▸ **Your instructions**: The complete listing should be restated exactly.

Content starts

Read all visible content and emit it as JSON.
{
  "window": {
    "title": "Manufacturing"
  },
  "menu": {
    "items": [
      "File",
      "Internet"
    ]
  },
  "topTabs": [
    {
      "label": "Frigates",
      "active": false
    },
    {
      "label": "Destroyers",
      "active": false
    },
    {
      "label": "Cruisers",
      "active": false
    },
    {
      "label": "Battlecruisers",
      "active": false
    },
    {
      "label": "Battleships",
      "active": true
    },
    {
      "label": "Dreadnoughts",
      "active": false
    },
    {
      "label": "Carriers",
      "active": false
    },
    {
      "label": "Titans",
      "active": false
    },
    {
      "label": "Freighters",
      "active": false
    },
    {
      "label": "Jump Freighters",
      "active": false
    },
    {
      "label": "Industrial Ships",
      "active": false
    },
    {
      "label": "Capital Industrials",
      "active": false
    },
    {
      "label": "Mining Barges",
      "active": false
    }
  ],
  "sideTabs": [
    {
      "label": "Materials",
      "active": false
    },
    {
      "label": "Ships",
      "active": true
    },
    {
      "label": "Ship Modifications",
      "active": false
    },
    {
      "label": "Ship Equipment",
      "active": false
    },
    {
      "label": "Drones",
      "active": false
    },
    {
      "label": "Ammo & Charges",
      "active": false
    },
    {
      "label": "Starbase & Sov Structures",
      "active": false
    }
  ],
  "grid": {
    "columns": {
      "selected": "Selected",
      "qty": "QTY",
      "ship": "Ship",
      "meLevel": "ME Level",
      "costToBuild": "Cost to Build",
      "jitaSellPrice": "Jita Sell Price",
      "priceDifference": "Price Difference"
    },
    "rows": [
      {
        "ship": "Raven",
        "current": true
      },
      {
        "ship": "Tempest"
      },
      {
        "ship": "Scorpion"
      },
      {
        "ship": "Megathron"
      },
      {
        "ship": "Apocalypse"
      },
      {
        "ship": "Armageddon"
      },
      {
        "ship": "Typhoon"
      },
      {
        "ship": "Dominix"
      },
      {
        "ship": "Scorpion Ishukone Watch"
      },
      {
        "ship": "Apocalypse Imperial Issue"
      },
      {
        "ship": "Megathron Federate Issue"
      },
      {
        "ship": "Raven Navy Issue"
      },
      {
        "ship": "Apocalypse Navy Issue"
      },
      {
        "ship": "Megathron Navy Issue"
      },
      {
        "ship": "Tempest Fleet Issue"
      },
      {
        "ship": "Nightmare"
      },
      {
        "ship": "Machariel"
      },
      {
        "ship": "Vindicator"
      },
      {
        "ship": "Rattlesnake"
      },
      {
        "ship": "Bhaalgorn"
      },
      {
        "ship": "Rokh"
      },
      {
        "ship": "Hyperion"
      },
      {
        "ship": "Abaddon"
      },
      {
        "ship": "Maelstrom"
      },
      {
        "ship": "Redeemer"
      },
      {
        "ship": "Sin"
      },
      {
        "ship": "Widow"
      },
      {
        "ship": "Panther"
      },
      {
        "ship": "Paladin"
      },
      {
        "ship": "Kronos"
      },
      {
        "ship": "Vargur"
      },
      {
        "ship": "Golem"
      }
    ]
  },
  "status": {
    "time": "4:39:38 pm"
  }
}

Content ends

▸ **Task output**:
Read all visible content and emit it as JSON.
{
  "window": {
    "title": "Manufacturing"
  },
  "menu": {
    "items": [
      "File",
      "Internet"
    ]
  },
  "topTabs": [
    {
      "label": "Frigates",
      "active": false
    },
    {
      "label": "Destroyers",
      "active": false
    },
    {
      "label": "Cruisers",
      "active": false
    },
    {
      "label": "Battlecruisers",
      "active": false
    },
    {
      "label": "Battleships",
      "active": true
    },
    {
      "label": "Dreadnoughts",
      "active": false
    },
    {
      "label": "Carriers",
      "active": false
    },
    {
      "label": "Titans",
      "active": false
    },
    {
      "label": "Freighters",
      "active": false
    },
    {
      "label": "Jump Freighters",
      "active": false
    },
    {
      "label": "Industrial Ships",
      "active": false
    },
    {
      "label": "Capital Industrials",
      "active": false
    },
    {
      "label": "Mining Barges",
      "active": false
    }
  ],
  "sideTabs": [
    {
      "label": "Materials",
      "active": false
    },
    {
      "label": "Ships",
      "active": true
    },
    {
      "label": "Ship Modifications",
      "active": false
    },
    {
      "label": "Ship Equipment",
      "active": false
    },
    {
      "label": "Drones",
      "active": false
    },
    {
      "label": "Ammo & Charges",
      "active": false
    },
    {
      "label": "Starbase & Sov Structures",
      "active": false
    }
  ],
  "grid": {
    "columns": {
      "selected": "Selected",
      "qty": "QTY",
      "ship": "Ship",
      "meLevel": "ME Level",
      "costToBuild": "Cost to Build",
      "jitaSellPrice": "Jita Sell Price",
      "priceDifference": "Price Difference"
    },
    "rows": [
      {
        "ship": "Raven",
        "current": true
      },
      {
        "ship": "Tempest"
      },
      {
        "ship": "Scorpion"
      },
      {
        "ship": "Megathron"
      },
      {
        "ship": "Apocalypse"
      },
      {
        "ship": "Armageddon"
      },
      {
        "ship": "Typhoon"
      },
      {
        "ship": "Dominix"
      },
      {
        "ship": "Scorpion Ishukone Watch"
      },
      {
        "ship": "Apocalypse Imperial Issue"
      },
      {
        "ship": "Megathron Federate Issue"
      },
      {
        "ship": "Raven Navy Issue"
      },
      {
        "ship": "Apocalypse Navy Issue"
      },
      {
        "ship": "Megathron Navy Issue"
      },
      {
        "ship": "Tempest Fleet Issue"
      },
      {
        "ship": "Nightmare"
      },
      {
        "ship": "Machariel"
      },
      {
        "ship": "Vindicator"
      },
      {
        "ship": "Rattlesnake"
      },
      {
        "ship": "Bhaalgorn"
      },
      {
        "ship": "Rokh"
      },
      {
        "ship": "Hyperion"
      },
      {
        "ship": "Abaddon"
      },
      {
        "ship": "Maelstrom"
      },
      {
        "ship": "Redeemer"
      },
      {
        "ship": "Sin"
      },
      {
        "ship": "Widow"
      },
      {
        "ship": "Panther"
      },
      {
        "ship": "Paladin"
      },
      {
        "ship": "Kronos"
      },
      {
        "ship": "Vargur"
      },
      {
        "ship": "Golem"
      }
    ]
  },
  "status": {
    "time": "4:39:38 pm"
  }
}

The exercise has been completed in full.